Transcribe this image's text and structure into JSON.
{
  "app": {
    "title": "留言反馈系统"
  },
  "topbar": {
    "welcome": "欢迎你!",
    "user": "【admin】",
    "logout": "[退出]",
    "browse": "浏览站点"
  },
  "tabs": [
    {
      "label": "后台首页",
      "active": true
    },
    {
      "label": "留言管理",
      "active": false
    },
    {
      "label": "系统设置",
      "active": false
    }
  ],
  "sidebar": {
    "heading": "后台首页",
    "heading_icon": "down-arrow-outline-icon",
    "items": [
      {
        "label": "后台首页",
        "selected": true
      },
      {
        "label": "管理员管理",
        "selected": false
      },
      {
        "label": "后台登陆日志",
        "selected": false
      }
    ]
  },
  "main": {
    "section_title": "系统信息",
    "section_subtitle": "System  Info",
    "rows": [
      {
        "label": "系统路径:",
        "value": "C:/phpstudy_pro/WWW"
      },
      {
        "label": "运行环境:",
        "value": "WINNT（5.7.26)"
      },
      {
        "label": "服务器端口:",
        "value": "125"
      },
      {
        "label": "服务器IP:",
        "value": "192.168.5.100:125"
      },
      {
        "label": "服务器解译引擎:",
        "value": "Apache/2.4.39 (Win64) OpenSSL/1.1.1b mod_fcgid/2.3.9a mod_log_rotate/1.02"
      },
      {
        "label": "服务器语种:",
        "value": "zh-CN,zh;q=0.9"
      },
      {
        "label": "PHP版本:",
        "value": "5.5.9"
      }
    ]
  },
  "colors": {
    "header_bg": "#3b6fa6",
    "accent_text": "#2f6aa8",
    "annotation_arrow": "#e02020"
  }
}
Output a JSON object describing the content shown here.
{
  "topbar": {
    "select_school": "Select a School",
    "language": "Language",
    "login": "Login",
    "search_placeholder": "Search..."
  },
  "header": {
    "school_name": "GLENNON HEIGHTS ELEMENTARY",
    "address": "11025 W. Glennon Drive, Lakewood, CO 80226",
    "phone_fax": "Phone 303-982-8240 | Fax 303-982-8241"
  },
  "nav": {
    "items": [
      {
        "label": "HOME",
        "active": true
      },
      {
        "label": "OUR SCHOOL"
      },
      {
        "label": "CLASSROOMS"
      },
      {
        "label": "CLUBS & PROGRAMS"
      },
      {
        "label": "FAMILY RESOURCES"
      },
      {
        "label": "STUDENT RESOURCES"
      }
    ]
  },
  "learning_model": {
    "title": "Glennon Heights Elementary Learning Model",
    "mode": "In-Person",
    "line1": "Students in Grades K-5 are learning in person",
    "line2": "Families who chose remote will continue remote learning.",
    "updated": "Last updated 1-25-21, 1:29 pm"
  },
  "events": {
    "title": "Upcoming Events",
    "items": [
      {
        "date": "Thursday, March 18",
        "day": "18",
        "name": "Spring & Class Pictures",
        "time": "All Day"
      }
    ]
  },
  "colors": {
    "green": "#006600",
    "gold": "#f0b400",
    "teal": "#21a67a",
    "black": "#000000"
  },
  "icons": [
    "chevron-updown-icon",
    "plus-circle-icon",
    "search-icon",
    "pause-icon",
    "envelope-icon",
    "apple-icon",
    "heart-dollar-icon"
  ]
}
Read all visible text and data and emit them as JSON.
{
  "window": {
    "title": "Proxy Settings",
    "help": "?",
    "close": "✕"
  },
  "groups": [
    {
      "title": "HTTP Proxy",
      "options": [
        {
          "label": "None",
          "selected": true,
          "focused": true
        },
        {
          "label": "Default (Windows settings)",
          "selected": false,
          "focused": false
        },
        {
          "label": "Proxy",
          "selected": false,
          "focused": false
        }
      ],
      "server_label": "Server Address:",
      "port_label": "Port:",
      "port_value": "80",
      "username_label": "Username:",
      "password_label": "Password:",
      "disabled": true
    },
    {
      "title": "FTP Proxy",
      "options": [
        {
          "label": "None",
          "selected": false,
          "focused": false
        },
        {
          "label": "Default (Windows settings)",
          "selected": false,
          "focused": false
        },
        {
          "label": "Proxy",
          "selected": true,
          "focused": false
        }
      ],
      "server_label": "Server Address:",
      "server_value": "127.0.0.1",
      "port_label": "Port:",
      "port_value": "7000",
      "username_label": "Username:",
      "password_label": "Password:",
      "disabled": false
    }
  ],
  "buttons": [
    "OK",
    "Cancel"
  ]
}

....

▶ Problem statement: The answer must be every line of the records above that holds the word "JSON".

▶ Answer space:
Transcribe this image's text and structure into JSON.
Output a JSON object describing the content shown here.
Read all visible text and data and emit them as JSON.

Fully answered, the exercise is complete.